Urgent research projects funded by LUF
Misleading graphs, the erosion of democracy and the weakening of bones as a side-effect of medication. Researchers are starting work on these very topical problems, funded by subsidies from the Leiden University Fund awarded on 12 October.
The LUF has allocated 325,000 euros to three research projects that will be conducted over the coming fifteen months to two years.
Using factchecks to combat misleading graphs
The LUF Lustrum Subsidy of 150,000 euros has been awarded to Professor of Science Communication Ionica Smeets and assistant professor Sanne Willems at the Faculty of Science, together with fake news researcher Peter Burger at the Faculty of Humanities.
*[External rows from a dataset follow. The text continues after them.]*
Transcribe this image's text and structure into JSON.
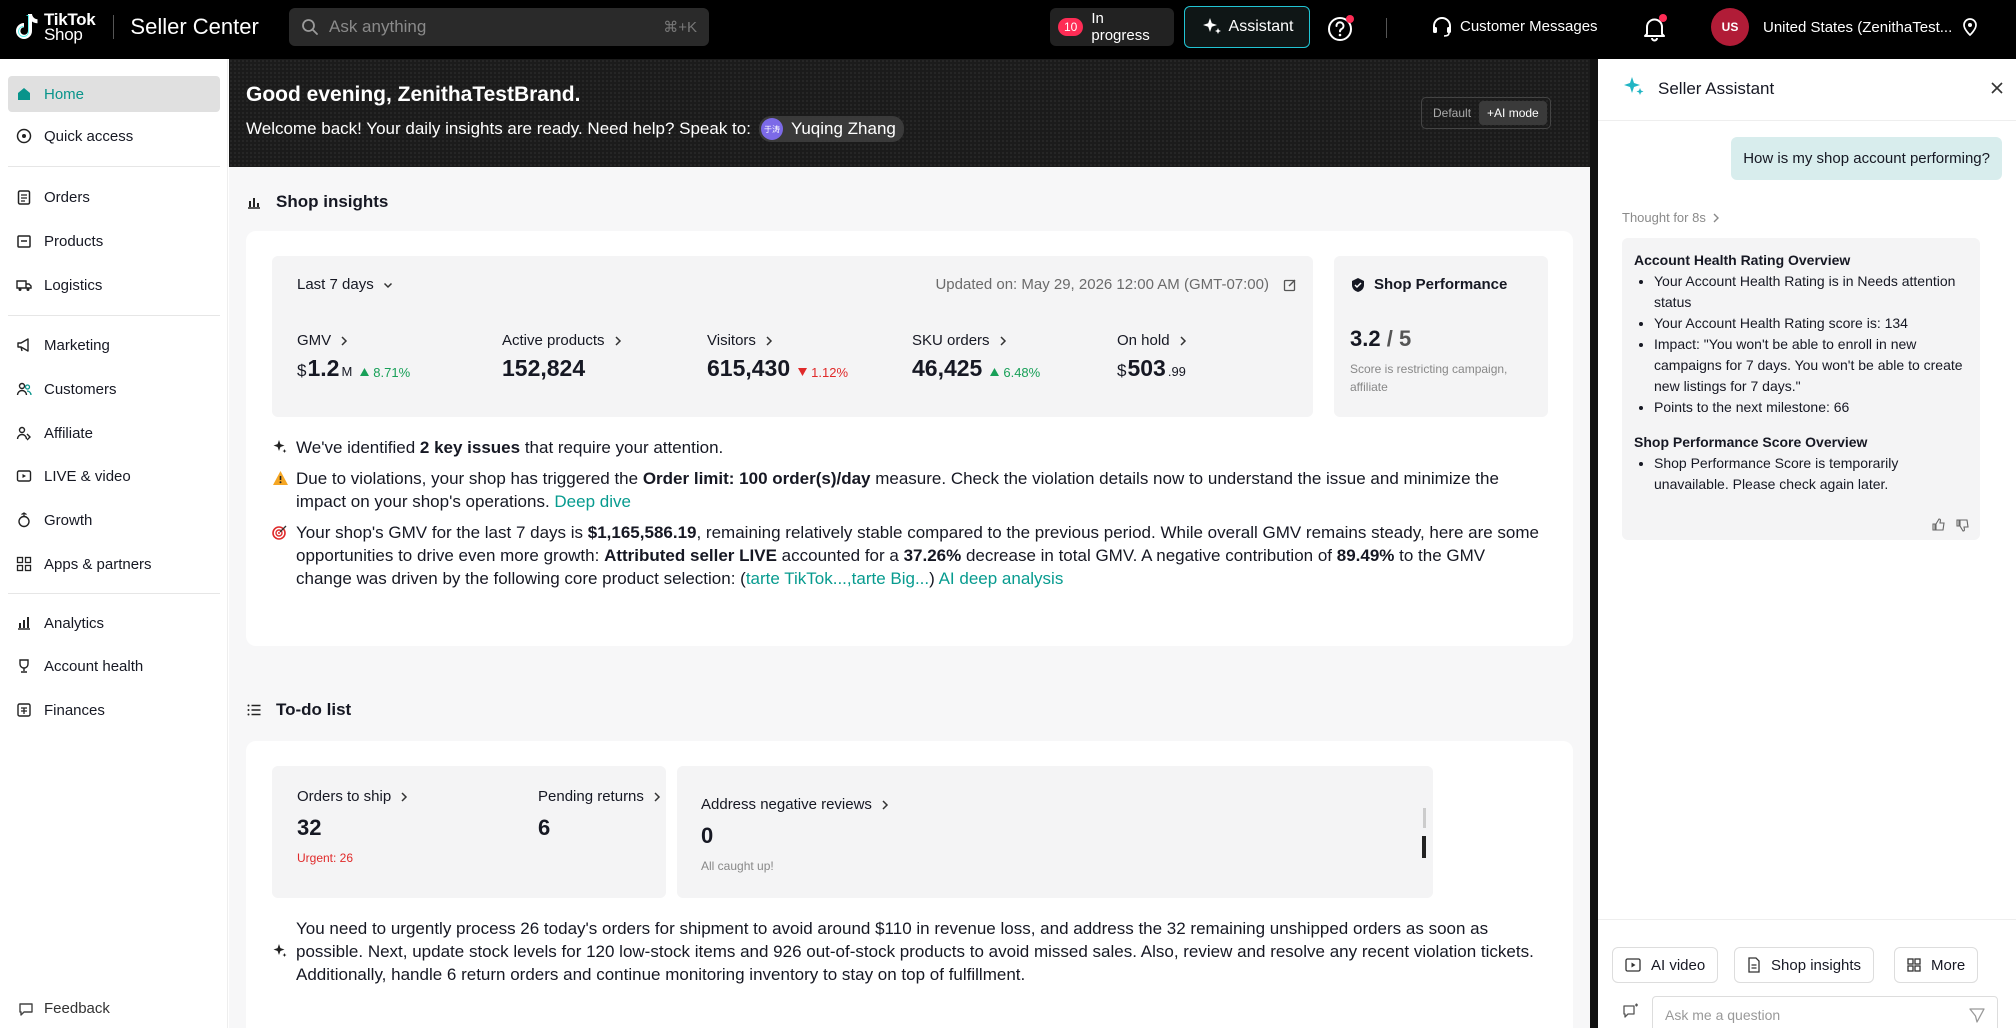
{
  "topbar": {
    "logo_line1": "TikTok",
    "logo_line2": "Shop",
    "app_name": "Seller Center",
    "search_placeholder": "Ask anything",
    "search_shortcut": "⌘+K",
    "in_progress_count": "10",
    "in_progress_label": "In progress",
    "assistant_label": "Assistant",
    "customer_messages_label": "Customer Messages",
    "avatar_initials": "US",
    "account_label": "United States  (ZenithaTest..."
  },
  "sidebar": {
    "items": [
      {
        "label": "Home",
        "icon": "home-icon"
      },
      {
        "label": "Quick access",
        "icon": "compass-icon"
      },
      {
        "label": "Orders",
        "icon": "clipboard-icon"
      },
      {
        "label": "Products",
        "icon": "box-icon"
      },
      {
        "label": "Logistics",
        "icon": "truck-icon"
      },
      {
        "label": "Marketing",
        "icon": "megaphone-icon"
      },
      {
        "label": "Customers",
        "icon": "users-icon"
      },
      {
        "label": "Affiliate",
        "icon": "affiliate-icon"
      },
      {
        "label": "LIVE & video",
        "icon": "video-icon"
      },
      {
        "label": "Growth",
        "icon": "growth-icon"
      },
      {
        "label": "Apps & partners",
        "icon": "apps-icon"
      },
      {
        "label": "Analytics",
        "icon": "analytics-icon"
      },
      {
        "label": "Account health",
        "icon": "trophy-icon"
      },
      {
        "label": "Finances",
        "icon": "finance-icon"
      }
    ],
    "feedback_label": "Feedback"
  },
  "banner": {
    "greeting": "Good evening, ZenithaTestBrand.",
    "welcome": "Welcome back! Your daily insights are ready. Need help? Speak to:",
    "agent_initials": "于涛",
    "agent_name": "Yuqing Zhang",
    "mode_default": "Default",
    "mode_ai": "+AI mode"
  },
  "insights": {
    "section_title": "Shop insights",
    "period": "Last 7 days",
    "updated": "Updated on: May 29, 2026 12:00 AM (GMT-07:00)",
    "metrics": [
      {
        "label": "GMV",
        "prefix": "$",
        "value": "1.2",
        "suffix": "M",
        "change": "8.71%",
        "direction": "up"
      },
      {
        "label": "Active products",
        "prefix": "",
        "value": "152,824",
        "suffix": "",
        "change": "",
        "direction": ""
      },
      {
        "label": "Visitors",
        "prefix": "",
        "value": "615,430",
        "suffix": "",
        "change": "1.12%",
        "direction": "down"
      },
      {
        "label": "SKU orders",
        "prefix": "",
        "value": "46,425",
        "suffix": "",
        "change": "6.48%",
        "direction": "up"
      },
      {
        "label": "On hold",
        "prefix": "$",
        "value": "503",
        "suffix": ".99",
        "change": "",
        "direction": ""
      }
    ],
    "performance": {
      "title": "Shop Performance",
      "score": "3.2",
      "max": "/ 5",
      "note": "Score is restricting campaign, affiliate"
    },
    "summary_pre": "We've identified ",
    "summary_bold": "2 key issues",
    "summary_post": " that require your attention.",
    "issue1_pre": "Due to violations, your shop has triggered the ",
    "issue1_bold": "Order limit: 100 order(s)/day",
    "issue1_post": " measure. Check the violation details now to understand the issue and minimize the impact on your shop's operations. ",
    "issue1_link": "Deep dive",
    "issue2_a": "Your shop's GMV for the last 7 days is ",
    "issue2_b": "$1,165,586.19",
    "issue2_c": ", remaining relatively stable compared to the previous period. While overall GMV remains steady, here are some opportunities to drive even more growth: ",
    "issue2_d": "Attributed seller LIVE",
    "issue2_e": " accounted for a ",
    "issue2_f": "37.26%",
    "issue2_g": " decrease in total GMV. A negative contribution of ",
    "issue2_h": "89.49%",
    "issue2_i": " to the GMV change was driven by the following core product selection: (",
    "issue2_link1": "tarte TikTok...",
    "issue2_comma": ",",
    "issue2_link2": "tarte Big...",
    "issue2_j": ") ",
    "issue2_link3": "AI deep analysis"
  },
  "todo": {
    "section_title": "To-do list",
    "orders_to_ship_label": "Orders to ship",
    "orders_to_ship_value": "32",
    "orders_to_ship_sub": "Urgent: 26",
    "pending_returns_label": "Pending returns",
    "pending_returns_value": "6",
    "reviews_label": "Address negative reviews",
    "reviews_value": "0",
    "reviews_sub": "All caught up!",
    "summary": "You need to urgently process 26 today's orders for shipment to avoid around $110 in revenue loss, and address the 32 remaining unshipped orders as soon as possible. Next, update stock levels for 120 low-stock items and 926 out-of-stock products to avoid missed sales. Also, review and resolve any recent violation tickets. Additionally, handle 6 return orders and continue monitoring inventory to stay on top of fulfillment."
  },
  "assistant": {
    "title": "Seller Assistant",
    "user_message": "How is my shop account performing?",
    "thought": "Thought for 8s",
    "section1_title": "Account Health Rating Overview",
    "section1_items": [
      "Your Account Health Rating is in Needs attention status",
      "Your Account Health Rating score is: 134",
      "Impact: \"You won't be able to enroll in new campaigns for 7 days. You won't be able to create new listings for 7 days.\"",
      "Points to the next milestone: 66"
    ],
    "section2_title": "Shop Performance Score Overview",
    "section2_items": [
      "Shop Performance Score is temporarily unavailable. Please check again later."
    ],
    "chips": [
      "AI video",
      "Shop insights",
      "More"
    ],
    "ask_placeholder": "Ask me a question"
  },
  "colors": {
    "accent": "#21c4d3",
    "link": "#079b8f",
    "up": "#18a058",
    "down": "#e02a2a",
    "badge": "#fe2c55"
  }
}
They will be combatting the use of graphs with stretched axes, hidden data or other tricks that give a biased impression of the underlying data. In the current corona crisis, social media is swamped with these kinds of misleading data, the researchers say in their funding application.
The team will explore how best to counter misinformation: with a better graph or a clear explanation. Their approach: in the first experiment, six hundred people will first be shown a misleading graph and then an explanation or a better graph. After this they will be asked to explain what they have remembered and what their opinion is of the topic. The researchers will then carry out a second experiment with people who they know have difficulty interpreting graphs. These are the people most susceptible to misleading graphs.
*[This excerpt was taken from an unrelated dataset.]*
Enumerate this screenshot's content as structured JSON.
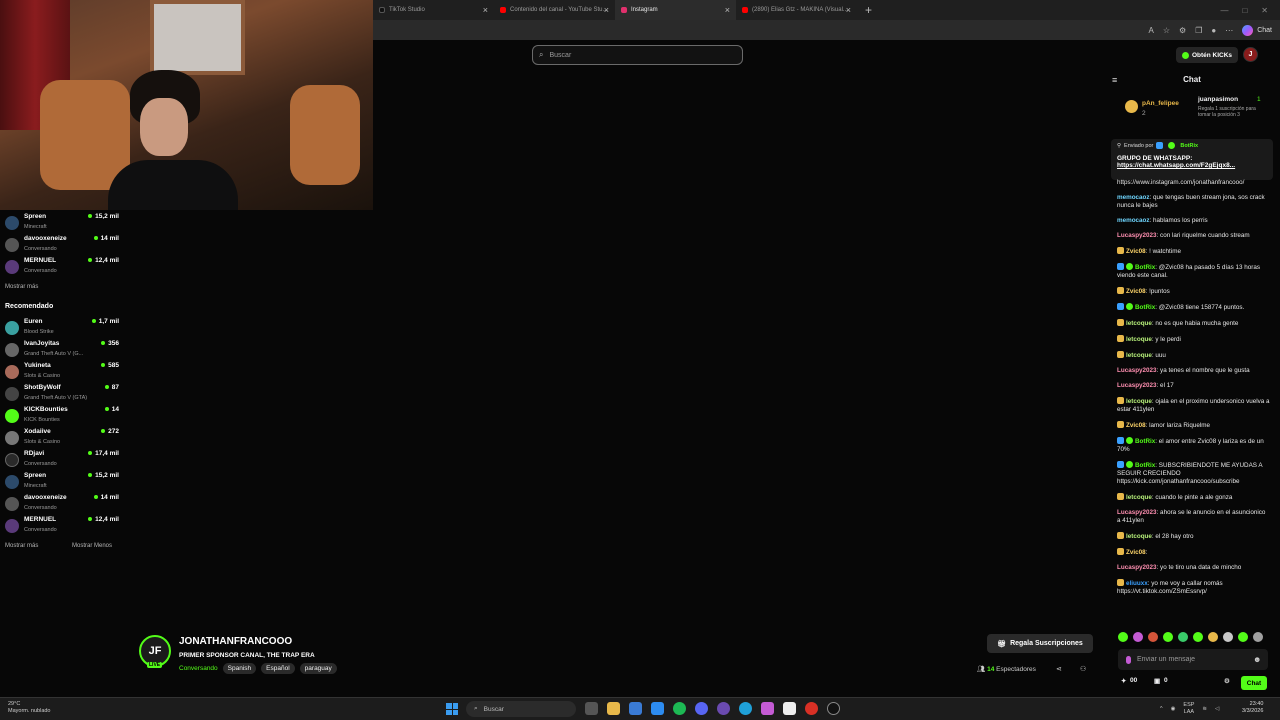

Keeping the holders of power in check: from small communities to large states
The LUF Snouck Hurgronje Subsidy of 150,000 euros went to a team of researchers from three faculties: Honorata Mazepus (Governance and Global Affairs), Wouter Veenendaal (Social and Behavioural Sciences) and Anne Heyer (Humanities). Their study will be the first to examine the role of scale in how institutions such as the media, parliament and the law operate.
The researchers believe that political leaders in countries such as Poland, the United Kingdom and the US are actively weakening these institutions. They want to use their research findings to formulate concrete recommendations for strengthening institutions and increasing citizens' trust in democratic politics.
The researchers will carry out three inter-connected studies, where they will look at the historical context: in earlier times, people lived in small, non-state-governed communities. To gain a good understanding of more recent history, they will look at the debate on scale and institutions in archives of newspapers and party conferences. Each sub-project will compare different countries: the Netherlands, Poland and the US, for example.
A healthy skeleton in spite of medication containing glucocorticoids
The Praesidium Libertatis subsidy of 75,000 euros was awarded to researcher in internal medicine Liesbeth Winter from the LUMC. She believes there may be a relatively simple way of alleviating a negative effect of medicines that treat rheumatism, asthma and other inflammatory diseases. Many people who take synthetic glucocorticoids like prednison over an extended period suffer from osteoporosis. These substances also occur in the body naturally, in the form of the stress hormone cortisol. The amount circulating in the body varies over the course of a 24-hour period and there is also a day-night rhythm.
Winter discovered that osteoporosis arising from the use of medication is caused not only by high doses of the medication but also by the disruption to the natural day and night rhythm that glucocorticoids normally follow in the body. She intends to use her subsidy to study in animal models whether it is possible to reduce the disruption to the day and night rhythm, preserving the anti-inflammatory effect of the medication but without causing the adverse effects on bones.
The Leiden University Fund, supported by alumni and other donors, finances research in the areas of health, security, sustainability and other social themes. The LUF Lustrum subsidy was also awarded in March this year. LUMC Professor of Molecular Virology Eric Snijder received 125,000 euros for his research on the treatment and prevention of infections with coronavirus.
Text: Rianne Lindhout